There is much to love in Woody Allen’s Wonder Wheel, from the breathtaking costumes and cinematography, to the nostalgia of Coney Island and 1950s New York, to Allen’s recurring and relentless appreciation of movies as an escape from real life. There is so much color in Vittorio Storaro’s images, so many bright things in Santo Loquasto’s production design, and so much false hope thrown at you, frame after frame, as the story barrels towards its inevitable end that it plays like a dream of a Woody Allen movie. It’s a collection of everything we know and love about him, places familiar to us through his eyes, archetypes he’s built a career on all thrown together in a surreal melodrama.
We’re watching theater — good theater, bad theater, it’s sometimes hard to tell — but the aesthetic of that framing is made clear by the stage lighting and the occasional breaking of the fourth wall by one of the stars, Justin Timberlake. If you’re familiar with Woody Allen’s more serious movies you know where this one is going. Tragic women who love too much, whose emotions topple them over, surrounded by disappointing men and failed ambition. Allen loves the tragic, wilting, neurotic female — and we love watching actresses tackle these roles he invents for them, custom-tailored to their talents. Judy Davis in Husbands and Wives, Charlotte Rampling in Stardust Memories, Sandy Dennis in Another Woman, Anjelica Huston in Crimes and Misdemeanors, Cate Blanchett in Blue Jasmine and now, Kate Winslet in Wonder Wheel.

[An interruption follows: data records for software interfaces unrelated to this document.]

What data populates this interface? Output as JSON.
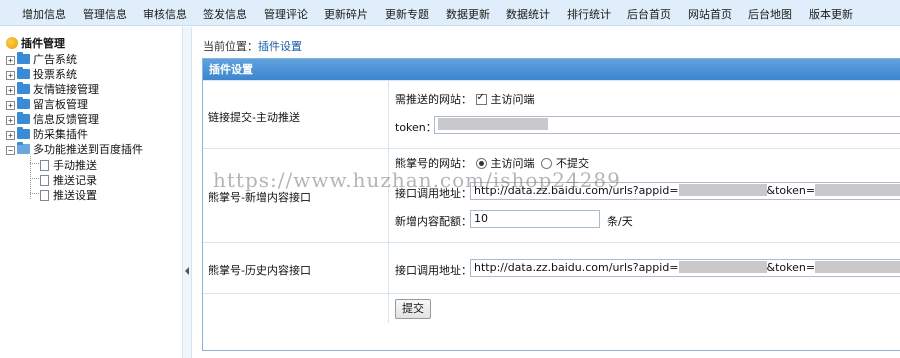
{
  "topnav": [
    "增加信息",
    "管理信息",
    "审核信息",
    "签发信息",
    "管理评论",
    "更新碎片",
    "更新专题",
    "数据更新",
    "数据统计",
    "排行统计",
    "后台首页",
    "网站首页",
    "后台地图",
    "版本更新"
  ],
  "sidebar": {
    "title": "插件管理",
    "items": [
      "广告系统",
      "投票系统",
      "友情链接管理",
      "留言板管理",
      "信息反馈管理",
      "防采集插件",
      "多功能推送到百度插件"
    ],
    "subitems": [
      "手动推送",
      "推送记录",
      "推送设置"
    ]
  },
  "breadcrumb": {
    "prefix": "当前位置：",
    "current": "插件设置"
  },
  "panel": {
    "title": "插件设置",
    "row1": {
      "label": "链接提交-主动推送",
      "site_label": "需推送的网站：",
      "site_option": "主访问端",
      "token_label": "token："
    },
    "row2": {
      "label": "熊掌号-新增内容接口",
      "site_label": "熊掌号的网站：",
      "opt1": "主访问端",
      "opt2": "不提交",
      "api_label": "接口调用地址：",
      "api_value": "http://data.zz.baidu.com/urls?appid=",
      "api_token": "&token=",
      "api_tail": "&t",
      "quota_label": "新增内容配额：",
      "quota_value": "10",
      "quota_unit": "条/天"
    },
    "row3": {
      "label": "熊掌号-历史内容接口",
      "api_label": "接口调用地址：",
      "api_value": "http://data.zz.baidu.com/urls?appid=",
      "api_token": "&token=",
      "api_tail": "&t"
    },
    "submit_label": "提交"
  },
  "watermark": "https://www.huzhan.com/ishop24289"
}
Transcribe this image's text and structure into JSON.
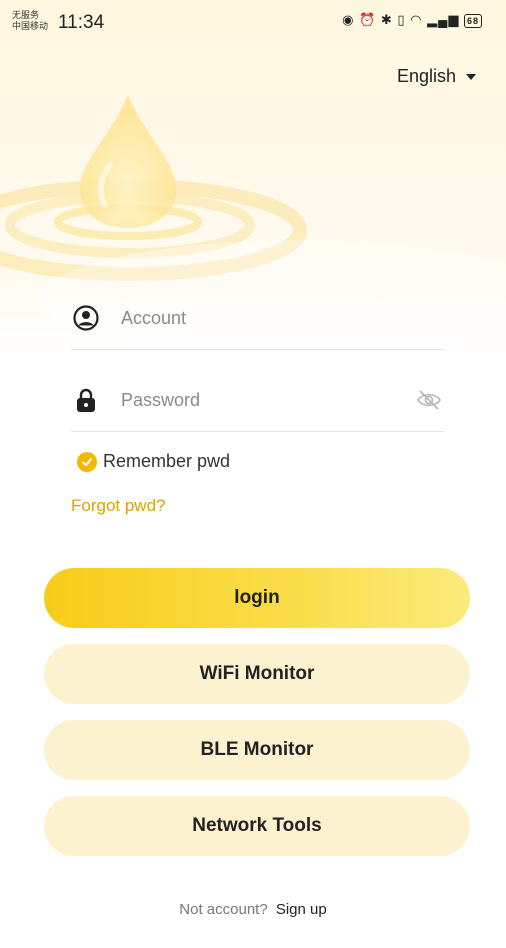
{
  "status_bar": {
    "carrier_line1": "无服务",
    "carrier_line2": "中国移动",
    "time": "11:34",
    "battery": "68"
  },
  "language": {
    "selected": "English"
  },
  "form": {
    "account_placeholder": "Account",
    "password_placeholder": "Password",
    "remember_label": "Remember pwd",
    "remember_checked": true,
    "forgot_label": "Forgot pwd?"
  },
  "buttons": {
    "login": "login",
    "wifi_monitor": "WiFi Monitor",
    "ble_monitor": "BLE Monitor",
    "network_tools": "Network Tools"
  },
  "footer": {
    "prompt": "Not account?",
    "signup": "Sign up"
  },
  "colors": {
    "accent": "#f1b800",
    "login_gradient_start": "#f8cc1a",
    "soft_button": "#fdf2cf",
    "link": "#e0a100"
  }
}
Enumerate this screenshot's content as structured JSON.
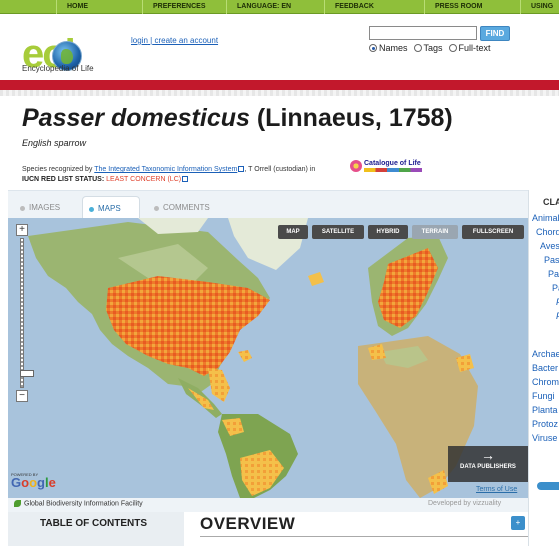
{
  "topnav": {
    "items": [
      "HOME",
      "PREFERENCES",
      "LANGUAGE: EN",
      "FEEDBACK",
      "PRESS ROOM",
      "USING"
    ]
  },
  "header": {
    "logo_text": "eol",
    "logo_caption": "Encyclopedia of Life",
    "login": "login",
    "separator": "|",
    "create_account": "create an account",
    "search_value": "",
    "find_label": "FIND",
    "search_options": [
      "Names",
      "Tags",
      "Full-text"
    ],
    "selected_option": "Names"
  },
  "taxon": {
    "scientific_name": "Passer domesticus",
    "authority": "(Linnaeus, 1758)",
    "common_name": "English sparrow",
    "recognized_prefix": "Species recognized by",
    "recognized_source": "The Integrated Taxonomic Information System",
    "curator": "T Orrell (custodian) in",
    "catalogue": "Catalogue of Life",
    "iucn_label": "IUCN RED LIST STATUS:",
    "iucn_status": "LEAST CONCERN (LC)"
  },
  "tabs": [
    "IMAGES",
    "MAPS",
    "COMMENTS"
  ],
  "active_tab": "MAPS",
  "map": {
    "view_buttons": [
      "MAP",
      "SATELLITE",
      "HYBRID",
      "TERRAIN",
      "FULLSCREEN"
    ],
    "selected_view": "TERRAIN",
    "zoom_in": "+",
    "zoom_out": "−",
    "powered_by": "POWERED BY",
    "google": [
      "G",
      "o",
      "o",
      "g",
      "l",
      "e"
    ],
    "publishers_label": "DATA PUBLISHERS",
    "terms": "Terms of Use",
    "attribution": "Global Biodiversity Information Facility",
    "developer": "Developed by vizzuality"
  },
  "toc_title": "TABLE OF CONTENTS",
  "overview_title": "OVERVIEW",
  "sidebar": {
    "heading": "CLA",
    "items": [
      "Animal",
      "Chorda",
      "Aves",
      "Pas",
      "Pas",
      "Pa",
      "P",
      "P",
      "Archae",
      "Bacter",
      "Chrom",
      "Fungi",
      "Planta",
      "Protoz",
      "Viruse"
    ]
  },
  "colors": {
    "nav_green": "#8fbf3a",
    "brand_red": "#c2182c",
    "link_blue": "#1b60b8",
    "iucn_orange": "#e0412c"
  }
}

Winslet plays Ginny, a textbook “desperate woman” struggling to hold her life together, waitressing, keeping her husband (Jim Belushi) sober so he won’t hit her, trying to keep her small red-headed son out of trouble. He likes to start fires. In walks Carolina (Juno Temple) who was born to wear the costumes of this era, on the run from the mob, arriving to upset the apple cart despite her best intentions. The film has a closed-in feeling, never venturing much farther than Ginny’s home and the few places she can go to escape her troubles to be with her lover (Timberlake). The cozy sensation of inhabiting a stage play seems perfectly suited for these melodramas, and then we are swept up in moments that feel bigger than life, when legendary Storaro’s jaw-dropping cinematography and Suzy Benzinger’s unbelievable costumes take our breath away.
Winslet is, of course, magnificent as Ginny. Even confined inside the Woody Allen mold of neurotic, humiliated woman she finds ways to soar. Her Ginny not all that far off her Mildred Pierce character except minus the lofty and selfless dignity. Ginny does the best she can but all she really wants is out of the life where she’s found herself stuck. It’s a treat to watch her burn up the screen, as it is to watch Temple play the plucky ingénue. Timberlake and Belushi gamely fling themselves into the fray but they are really no match for these women.
Despite some confounding stumbles, I found Wonder Wheel oddly fascinating and enjoyable, even if Winslet is a tragic version of more heroic women who dominate this year’s Oscar race. But that’s the kind of story this is. Ginny destiny has taken a wrong turn from which there is little recourse. Woody Allen is a firm believer in luck — good luck and bad luck — but it’s clear early on that Ginny’s and Carolina’s luck has mostly run out.
If you’re hoping for an Oscar juggernaut you’re not going to find it here, except perhaps in the visual crafts categories. But that’s certainly no reason to skip it. When you have this much talent assembled to create a world this unbelievably beautiful and surreal, it’s a trip that must be taken, no matter if the rides have stopped running by the time that we arrive.